On Friday, May 13, group of road bikers got together for the 44th annual Pacific Coast Century Ride. I guess that’s its name. Honestly, I have no idea what to call it. Ever since I was a kid, we just called it “The Ride.”
It started back in the 70s with a guy named George Andrews, who was a passionate biker and peddled throughout Europe and across the United States looking for the best rides on Earth.
Today, this kind of thing is commonplace and it even has an official name: Bike touring. But back then, Andrews was a bit of an oddball, leaving his law practice for months on end to just … ride.
Anyway, he eventually found his stretch – the best 100 miles of open road he had ever seen – and began returning to it every year. Pretty soon, others began coming along too and before long it was an institution, or so the story goes.
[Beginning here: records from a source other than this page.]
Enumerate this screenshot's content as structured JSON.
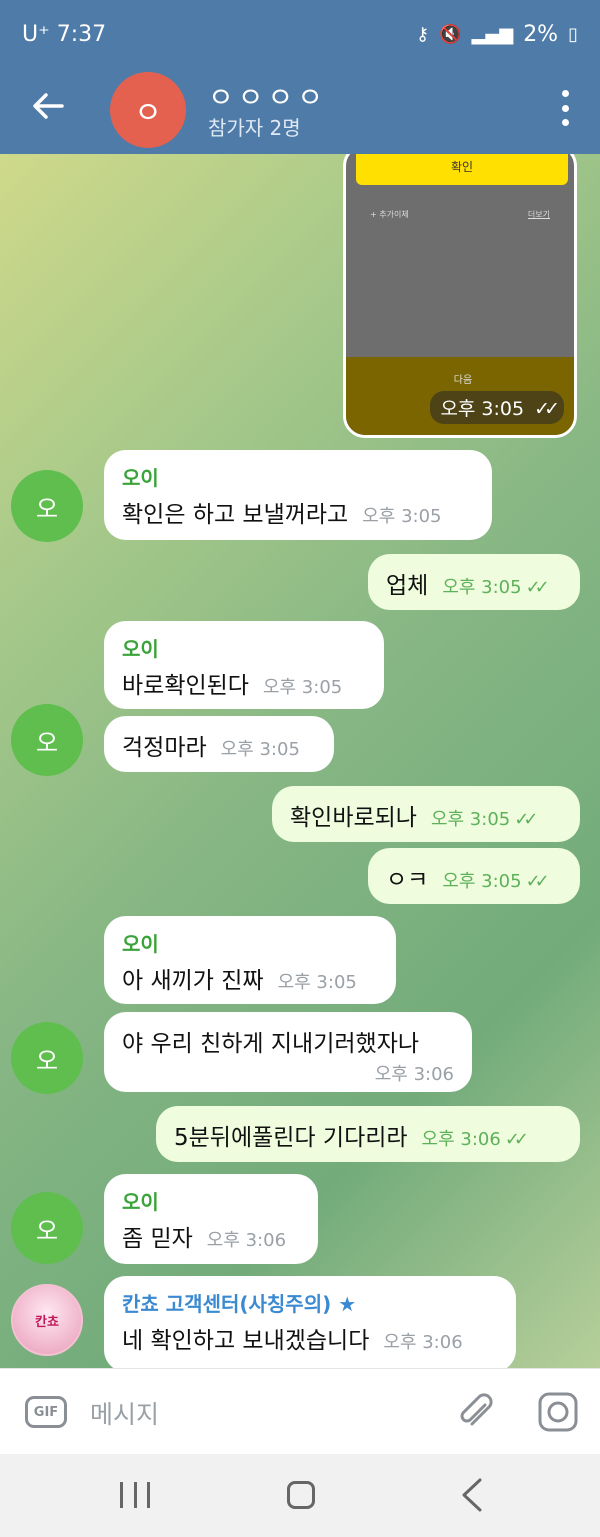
{
  "status_bar": {
    "carrier": "U⁺",
    "time": "7:37",
    "battery": "2%"
  },
  "header": {
    "avatar_letter": "ㅇ",
    "title": "ㅇㅇㅇㅇ",
    "subtitle": "참가자 2명"
  },
  "image_message": {
    "button_label": "확인",
    "small_left": "+ 추가이체",
    "small_right": "더보기",
    "next_label": "다음",
    "time": "오후 3:05"
  },
  "messages": [
    {
      "sender": "오이",
      "text": "확인은 하고 보낼꺼라고",
      "time": "오후 3:05"
    },
    {
      "text": "업체",
      "time": "오후 3:05"
    },
    {
      "sender": "오이",
      "text": "바로확인된다",
      "time": "오후 3:05"
    },
    {
      "text": "걱정마라",
      "time": "오후 3:05"
    },
    {
      "text": "확인바로되나",
      "time": "오후 3:05"
    },
    {
      "text": "ㅇㅋ",
      "time": "오후 3:05"
    },
    {
      "sender": "오이",
      "text": "아 새끼가 진짜",
      "time": "오후 3:05"
    },
    {
      "text": "야 우리 친하게 지내기러했자나",
      "time": "오후 3:06"
    },
    {
      "text": "5분뒤에풀린다 기다리라",
      "time": "오후 3:06"
    },
    {
      "sender": "오이",
      "text": "좀 믿자",
      "time": "오후 3:06"
    },
    {
      "sender": "칸쵸 고객센터(사칭주의) ★",
      "text": "네 확인하고 보내겠습니다",
      "time": "오후 3:06"
    }
  ],
  "avatars": {
    "oi": "오",
    "kancho": "칸쵸"
  },
  "input": {
    "gif_label": "GIF",
    "placeholder": "메시지"
  },
  "colors": {
    "header": "#4f7ba8",
    "outgoing": "#effdde",
    "incoming": "#ffffff",
    "sender_green": "#3aa339",
    "sender_blue": "#3b8ad1"
  }
}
The Ride begins in Carmel-by-the-Sea, California, and traces the famed Highway 1 all the way south past Big Sur, Hearst Castle and eventually to the sleepy town of Cambria. Along the way there are redwoods, lighthouses, elephant seals, endless wildflowers and the most stunning coastal views on Earth.
My father first did the ride in 1983 and fell in love instantly. From then on, the second Friday in May was a holy day – the day of The Ride. My dad loves Christmas and Easter and all holidays in between but the family knows these just to pass the time as he waits for spring and his favorite day of the year.
I did my first ride at the age of 12. I only managed the last 25 miles, which are completely flat (and yet I was still so exhausted I fell asleep on my plate that night at the congratulatory dinner). Even so, I felt like I had accomplished something. This was something special and mysterious that grown-ups did and suddenly I was one of them.
I had been baptized with sweat, Gatorade and bike chain grease. In a couple years I was riding the whole thing and every year since I try to go if I possibly can. It’s more than just a day of exercise, it’s an epic journey and a rite of passage. Taking that first turn onto Highway 1 at 7AM, I’m 12 years old again, with nothing ahead but the mountains, the sea, and the open road.
I haven’t been on The Ride in a couple years and I couldn’t make it this year either. I was on assignment for National Geographic, working on a story about the science of belief in the modern world. It’s a topic I’m passionate about and the subject of my upcoming book but it broke my heart not to be able to go on The Ride.
My reporting took me through Italy and southern German, following pilgrims as they traced ancient healing road towards sacred places, reaffirming their faith and bonding with the people around them in a shared adventure.
The pilgrimages were exhausting, lasting up to three days of singing, chanting, carrying heavy crosses, and of course walking. But they were also kind of wonderful. The paths crossed bucolic countryside and stopped in little villages out of step with the modern world.
It’s exactly the kind of experience that we never get any more in our society and that we so desperately need. It didn’t take much for people to spot me as a foreigner and a non-Catholic but everyone smiled and welcomed me and told me about their lives.
Some were walking to give thanks, some were walking to ask for grace and some were walking to remember a loved one since passed away. They sang, laughed, gave confessions to walking priests, and occasionally went pee behind the hedges of passing farms.
Walking with a group from Munich on their way to the Chapel of Grace in Altötting, I fell to the back of the line where a cluster of young people walked and sparked up a conversation with a 21-year-old woman named Darya on her 5th year doing the pilgrimage.
As we passed rolling green hills, I asked her how walking for 20 miles a day reaffirms her faith in her church. Surprisingly she said she wasn’t really a believer and didn’t really like the church. Mostly she came for the sake of her parents. Disappointed, I asked if she planned to come again in the future.
“Oh yes,” she said, “I’ll come for the rest of my life. I’ll bring my own kids someday.”
You see, she didn’t come to affirm her belief, she came to explore it. And because in Southern Bavaria, this is who you are. This is where you go to be with people like you and this is where you find God, whatever that might mean to you. It made me wonder which came first, faith or affirmation of faith.
Damn, I thought, if church had been more like this as a kid, maybe I would go more often.
After a bit, she turned the tables on me and asked what I believed. A simple question with a complex answer. I did the best I could, talking about some vague sense of spirituality and love for my fellow man but I could tell she wasn’t buying it.
What I wanted to say – what I should have said – was “This!” I believe in the open road and the open air and people together on a journey and sore legs and a rejuvenated spirit. I believe in the mountains and the sea and little Medieval villages and canola fields and the sensation of seeing it all with people who feel the same way.
I guess I believe in the pilgrimage, whatever form it may take.
I said goodbye to the group at a little pub in a village that probably doesn’t even show up on a map. Clouds were gathering and the afternoon would be a stormy one. No one seemed to mind and Darya even helped carry out the table-sized alter to the Virgin Mary.
I looked off over the German countryside, rays of sunlight cutting through the clouds on the fields and little churches, and made a promise to myself. Next year, no matter where I am in the world, I will not miss The Ride again.